UPDATE: On July 17, the Office of the U.S. Trade Representative (USTR) published its list of objectives for the NAFTA renegotiations. On a very positive note, topping the list of objectives for agricultural trade is to maintain existing reciprocal duty-free market access for agricultural goods. USMEF summarized the full list of published objectives in this Exporter Update. The first round of NAFTA negotiations was held Aug. 16-20 in Washington, D.C., with round two held Sept. 1-5 in Mexico City and round three Sept. 23-27 in Ottawa.

UPDATE:The fourth round of NAFTA renegotiations concluded Oct. 17. In a joint statement, U.S. Trade Representative Robert Lighthizer, Canadian Foreign Affairs Minister Chrystia Freeland, and Mexican Secretary of the Economy Ildefonso Guajardo noted that in order to bridge “significant conceptual gaps,” the parties have agreed to a longer intersessional period before the next negotiating round, which will be held Nov. 17-21 in Mexico City.
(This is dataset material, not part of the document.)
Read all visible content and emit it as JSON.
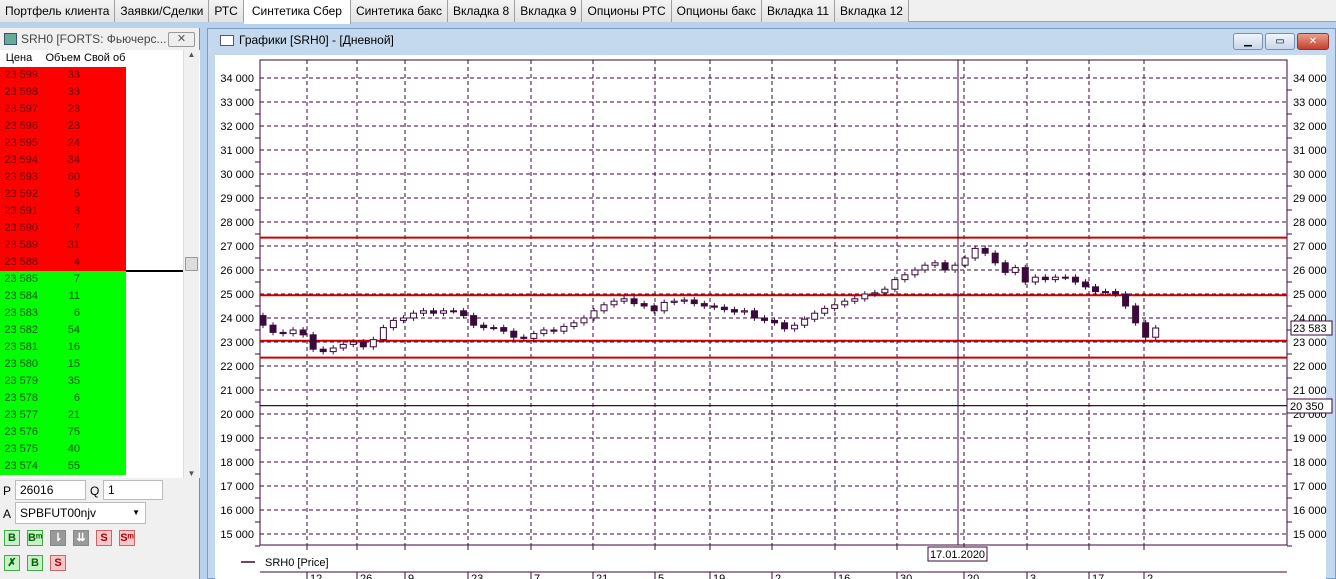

The statement adds that additional rounds will be scheduled through the first quarter of 2018.

In his own closing statement, Lighthizer expressed frustration with the lack of progress on certain NAFTA chapters, citing digital trade, telecommunications and anticorruption as examples.